[Opening Records to use section]
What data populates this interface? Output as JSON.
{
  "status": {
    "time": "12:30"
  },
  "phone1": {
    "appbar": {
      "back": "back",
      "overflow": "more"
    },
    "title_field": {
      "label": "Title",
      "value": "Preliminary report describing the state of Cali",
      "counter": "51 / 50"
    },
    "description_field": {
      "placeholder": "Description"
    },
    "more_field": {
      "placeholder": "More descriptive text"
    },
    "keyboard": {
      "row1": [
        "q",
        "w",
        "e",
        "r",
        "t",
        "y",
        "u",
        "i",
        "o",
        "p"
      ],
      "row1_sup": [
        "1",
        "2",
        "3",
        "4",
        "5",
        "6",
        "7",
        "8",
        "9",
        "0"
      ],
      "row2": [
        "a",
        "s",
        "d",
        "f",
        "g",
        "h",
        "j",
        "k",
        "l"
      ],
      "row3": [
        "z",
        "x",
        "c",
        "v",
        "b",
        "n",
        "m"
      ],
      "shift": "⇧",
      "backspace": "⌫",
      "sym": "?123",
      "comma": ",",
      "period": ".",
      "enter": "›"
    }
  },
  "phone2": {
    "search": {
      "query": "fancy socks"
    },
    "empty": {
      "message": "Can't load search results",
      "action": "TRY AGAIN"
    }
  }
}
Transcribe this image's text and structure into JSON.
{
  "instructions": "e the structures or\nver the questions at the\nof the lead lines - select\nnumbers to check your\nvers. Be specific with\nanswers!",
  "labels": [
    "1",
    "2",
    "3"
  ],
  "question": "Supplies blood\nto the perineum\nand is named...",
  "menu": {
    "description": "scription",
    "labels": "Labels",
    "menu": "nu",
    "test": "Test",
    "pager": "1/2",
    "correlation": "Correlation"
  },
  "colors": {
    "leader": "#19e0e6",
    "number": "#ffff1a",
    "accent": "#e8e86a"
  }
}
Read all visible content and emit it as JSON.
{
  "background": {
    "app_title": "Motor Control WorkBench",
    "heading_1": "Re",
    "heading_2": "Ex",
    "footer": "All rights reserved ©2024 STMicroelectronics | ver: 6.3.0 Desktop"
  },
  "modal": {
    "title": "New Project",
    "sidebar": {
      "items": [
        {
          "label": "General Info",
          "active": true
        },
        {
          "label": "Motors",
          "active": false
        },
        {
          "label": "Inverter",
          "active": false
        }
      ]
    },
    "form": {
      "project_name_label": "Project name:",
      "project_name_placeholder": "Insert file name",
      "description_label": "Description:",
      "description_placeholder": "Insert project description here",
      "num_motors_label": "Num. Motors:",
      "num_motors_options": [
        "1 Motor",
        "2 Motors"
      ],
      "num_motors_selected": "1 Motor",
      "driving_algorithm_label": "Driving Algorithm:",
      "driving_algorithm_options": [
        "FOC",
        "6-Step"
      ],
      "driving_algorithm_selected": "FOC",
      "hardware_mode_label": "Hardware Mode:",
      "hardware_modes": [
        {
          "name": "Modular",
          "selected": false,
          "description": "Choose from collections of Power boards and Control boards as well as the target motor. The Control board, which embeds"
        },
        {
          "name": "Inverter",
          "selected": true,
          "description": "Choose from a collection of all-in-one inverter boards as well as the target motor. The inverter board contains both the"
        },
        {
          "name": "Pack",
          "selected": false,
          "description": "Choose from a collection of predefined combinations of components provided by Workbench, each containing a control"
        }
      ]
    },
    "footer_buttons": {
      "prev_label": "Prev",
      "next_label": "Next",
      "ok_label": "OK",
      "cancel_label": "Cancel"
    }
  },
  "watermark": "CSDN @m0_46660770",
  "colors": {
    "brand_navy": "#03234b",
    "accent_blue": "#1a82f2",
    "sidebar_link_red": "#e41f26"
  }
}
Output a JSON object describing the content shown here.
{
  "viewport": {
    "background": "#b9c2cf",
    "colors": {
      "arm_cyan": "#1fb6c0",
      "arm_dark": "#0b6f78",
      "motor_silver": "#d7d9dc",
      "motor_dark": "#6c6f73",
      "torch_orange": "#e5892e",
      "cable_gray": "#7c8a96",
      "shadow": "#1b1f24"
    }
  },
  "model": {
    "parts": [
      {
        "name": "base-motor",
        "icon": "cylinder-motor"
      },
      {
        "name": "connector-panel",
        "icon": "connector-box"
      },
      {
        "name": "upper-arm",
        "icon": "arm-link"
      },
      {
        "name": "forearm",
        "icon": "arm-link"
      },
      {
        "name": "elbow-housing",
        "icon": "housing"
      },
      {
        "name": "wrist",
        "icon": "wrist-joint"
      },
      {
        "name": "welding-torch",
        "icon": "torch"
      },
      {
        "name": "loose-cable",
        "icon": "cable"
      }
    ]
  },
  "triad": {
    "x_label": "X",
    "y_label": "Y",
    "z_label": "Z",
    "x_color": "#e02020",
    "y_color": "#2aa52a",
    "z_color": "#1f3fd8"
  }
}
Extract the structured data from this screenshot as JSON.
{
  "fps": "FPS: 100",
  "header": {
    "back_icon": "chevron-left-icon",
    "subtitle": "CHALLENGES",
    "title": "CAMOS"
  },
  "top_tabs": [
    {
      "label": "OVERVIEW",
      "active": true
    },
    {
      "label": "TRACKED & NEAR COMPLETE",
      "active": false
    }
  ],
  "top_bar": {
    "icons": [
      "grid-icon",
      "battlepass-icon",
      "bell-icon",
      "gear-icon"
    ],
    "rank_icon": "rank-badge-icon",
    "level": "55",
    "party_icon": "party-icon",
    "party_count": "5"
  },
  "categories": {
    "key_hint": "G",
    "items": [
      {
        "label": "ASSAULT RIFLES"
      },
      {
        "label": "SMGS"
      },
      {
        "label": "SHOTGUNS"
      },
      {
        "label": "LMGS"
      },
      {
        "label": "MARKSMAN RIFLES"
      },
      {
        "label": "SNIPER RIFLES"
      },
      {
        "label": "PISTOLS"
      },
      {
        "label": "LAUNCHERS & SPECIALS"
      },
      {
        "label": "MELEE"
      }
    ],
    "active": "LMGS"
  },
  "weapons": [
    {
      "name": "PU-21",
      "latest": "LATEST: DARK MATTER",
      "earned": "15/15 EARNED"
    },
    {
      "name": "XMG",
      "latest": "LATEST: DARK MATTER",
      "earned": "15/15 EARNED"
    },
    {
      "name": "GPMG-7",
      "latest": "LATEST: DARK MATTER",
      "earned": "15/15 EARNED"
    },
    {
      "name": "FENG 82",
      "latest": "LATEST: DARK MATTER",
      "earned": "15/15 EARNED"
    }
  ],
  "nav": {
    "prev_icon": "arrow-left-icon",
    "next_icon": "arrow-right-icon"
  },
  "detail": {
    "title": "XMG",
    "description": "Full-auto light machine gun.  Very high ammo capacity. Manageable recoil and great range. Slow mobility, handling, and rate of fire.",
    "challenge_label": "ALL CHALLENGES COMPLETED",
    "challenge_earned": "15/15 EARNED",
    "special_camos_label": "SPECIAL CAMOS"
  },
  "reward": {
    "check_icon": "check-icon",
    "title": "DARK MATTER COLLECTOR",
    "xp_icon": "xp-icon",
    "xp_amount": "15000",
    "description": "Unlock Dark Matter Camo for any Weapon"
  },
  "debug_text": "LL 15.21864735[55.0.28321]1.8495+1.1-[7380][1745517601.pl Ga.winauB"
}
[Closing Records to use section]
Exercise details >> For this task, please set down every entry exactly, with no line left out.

Response for this exercise >>
What data populates this interface? Output as JSON.
{
  "status": {
    "time": "12:30"
  },
  "phone1": {
    "appbar": {
      "back": "back",
      "overflow": "more"
    },
    "title_field": {
      "label": "Title",
      "value": "Preliminary report describing the state of Cali",
      "counter": "51 / 50"
    },
    "description_field": {
      "placeholder": "Description"
    },
    "more_field": {
      "placeholder": "More descriptive text"
    },
    "keyboard": {
      "row1": [
        "q",
        "w",
        "e",
        "r",
        "t",
        "y",
        "u",
        "i",
        "o",
        "p"
      ],
      "row1_sup": [
        "1",
        "2",
        "3",
        "4",
        "5",
        "6",
        "7",
        "8",
        "9",
        "0"
      ],
      "row2": [
        "a",
        "s",
        "d",
        "f",
        "g",
        "h",
        "j",
        "k",
        "l"
      ],
      "row3": [
        "z",
        "x",
        "c",
        "v",
        "b",
        "n",
        "m"
      ],
      "shift": "⇧",
      "backspace": "⌫",
      "sym": "?123",
      "comma": ",",
      "period": ".",
      "enter": "›"
    }
  },
  "phone2": {
    "search": {
      "query": "fancy socks"
    },
    "empty": {
      "message": "Can't load search results",
      "action": "TRY AGAIN"
    }
  }
}
Transcribe this image's text and structure into JSON.
{
  "instructions": "e the structures or\nver the questions at the\nof the lead lines - select\nnumbers to check your\nvers. Be specific with\nanswers!",
  "labels": [
    "1",
    "2",
    "3"
  ],
  "question": "Supplies blood\nto the perineum\nand is named...",
  "menu": {
    "description": "scription",
    "labels": "Labels",
    "menu": "nu",
    "test": "Test",
    "pager": "1/2",
    "correlation": "Correlation"
  },
  "colors": {
    "leader": "#19e0e6",
    "number": "#ffff1a",
    "accent": "#e8e86a"
  }
}
Read all visible content and emit it as JSON.
{
  "background": {
    "app_title": "Motor Control WorkBench",
    "heading_1": "Re",
    "heading_2": "Ex",
    "footer": "All rights reserved ©2024 STMicroelectronics | ver: 6.3.0 Desktop"
  },
  "modal": {
    "title": "New Project",
    "sidebar": {
      "items": [
        {
          "label": "General Info",
          "active": true
        },
        {
          "label": "Motors",
          "active": false
        },
        {
          "label": "Inverter",
          "active": false
        }
      ]
    },
    "form": {
      "project_name_label": "Project name:",
      "project_name_placeholder": "Insert file name",
      "description_label": "Description:",
      "description_placeholder": "Insert project description here",
      "num_motors_label": "Num. Motors:",
      "num_motors_options": [
        "1 Motor",
        "2 Motors"
      ],
      "num_motors_selected": "1 Motor",
      "driving_algorithm_label": "Driving Algorithm:",
      "driving_algorithm_options": [
        "FOC",
        "6-Step"
      ],
      "driving_algorithm_selected": "FOC",
      "hardware_mode_label": "Hardware Mode:",
      "hardware_modes": [
        {
          "name": "Modular",
          "selected": false,
          "description": "Choose from collections of Power boards and Control boards as well as the target motor. The Control board, which embeds"
        },
        {
          "name": "Inverter",
          "selected": true,
          "description": "Choose from a collection of all-in-one inverter boards as well as the target motor. The inverter board contains both the"
        },
        {
          "name": "Pack",
          "selected": false,
          "description": "Choose from a collection of predefined combinations of components provided by Workbench, each containing a control"
        }
      ]
    },
    "footer_buttons": {
      "prev_label": "Prev",
      "next_label": "Next",
      "ok_label": "OK",
      "cancel_label": "Cancel"
    }
  },
  "watermark": "CSDN @m0_46660770",
  "colors": {
    "brand_navy": "#03234b",
    "accent_blue": "#1a82f2",
    "sidebar_link_red": "#e41f26"
  }
}
Output a JSON object describing the content shown here.
{
  "viewport": {
    "background": "#b9c2cf",
    "colors": {
      "arm_cyan": "#1fb6c0",
      "arm_dark": "#0b6f78",
      "motor_silver": "#d7d9dc",
      "motor_dark": "#6c6f73",
      "torch_orange": "#e5892e",
      "cable_gray": "#7c8a96",
      "shadow": "#1b1f24"
    }
  },
  "model": {
    "parts": [
      {
        "name": "base-motor",
        "icon": "cylinder-motor"
      },
      {
        "name": "connector-panel",
        "icon": "connector-box"
      },
      {
        "name": "upper-arm",
        "icon": "arm-link"
      },
      {
        "name": "forearm",
        "icon": "arm-link"
      },
      {
        "name": "elbow-housing",
        "icon": "housing"
      },
      {
        "name": "wrist",
        "icon": "wrist-joint"
      },
      {
        "name": "welding-torch",
        "icon": "torch"
      },
      {
        "name": "loose-cable",
        "icon": "cable"
      }
    ]
  },
  "triad": {
    "x_label": "X",
    "y_label": "Y",
    "z_label": "Z",
    "x_color": "#e02020",
    "y_color": "#2aa52a",
    "z_color": "#1f3fd8"
  }
}
Extract the structured data from this screenshot as JSON.
{
  "fps": "FPS: 100",
  "header": {
    "back_icon": "chevron-left-icon",
    "subtitle": "CHALLENGES",
    "title": "CAMOS"
  },
  "top_tabs": [
    {
      "label": "OVERVIEW",
      "active": true
    },
    {
      "label": "TRACKED & NEAR COMPLETE",
      "active": false
    }
  ],
  "top_bar": {
    "icons": [
      "grid-icon",
      "battlepass-icon",
      "bell-icon",
      "gear-icon"
    ],
    "rank_icon": "rank-badge-icon",
    "level": "55",
    "party_icon": "party-icon",
    "party_count": "5"
  },
  "categories": {
    "key_hint": "G",
    "items": [
      {
        "label": "ASSAULT RIFLES"
      },
      {
        "label": "SMGS"
      },
      {
        "label": "SHOTGUNS"
      },
      {
        "label": "LMGS"
      },
      {
        "label": "MARKSMAN RIFLES"
      },
      {
        "label": "SNIPER RIFLES"
      },
      {
        "label": "PISTOLS"
      },
      {
        "label": "LAUNCHERS & SPECIALS"
      },
      {
        "label": "MELEE"
      }
    ],
    "active": "LMGS"
  },
  "weapons": [
    {
      "name": "PU-21",
      "latest": "LATEST: DARK MATTER",
      "earned": "15/15 EARNED"
    },
    {
      "name": "XMG",
      "latest": "LATEST: DARK MATTER",
      "earned": "15/15 EARNED"
    },
    {
      "name": "GPMG-7",
      "latest": "LATEST: DARK MATTER",
      "earned": "15/15 EARNED"
    },
    {
      "name": "FENG 82",
      "latest": "LATEST: DARK MATTER",
      "earned": "15/15 EARNED"
    }
  ],
  "nav": {
    "prev_icon": "arrow-left-icon",
    "next_icon": "arrow-right-icon"
  },
  "detail": {
    "title": "XMG",
    "description": "Full-auto light machine gun.  Very high ammo capacity. Manageable recoil and great range. Slow mobility, handling, and rate of fire.",
    "challenge_label": "ALL CHALLENGES COMPLETED",
    "challenge_earned": "15/15 EARNED",
    "special_camos_label": "SPECIAL CAMOS"
  },
  "reward": {
    "check_icon": "check-icon",
    "title": "DARK MATTER COLLECTOR",
    "xp_icon": "xp-icon",
    "xp_amount": "15000",
    "description": "Unlock Dark Matter Camo for any Weapon"
  },
  "debug_text": "LL 15.21864735[55.0.28321]1.8495+1.1-[7380][1745517601.pl Ga.winauB"
}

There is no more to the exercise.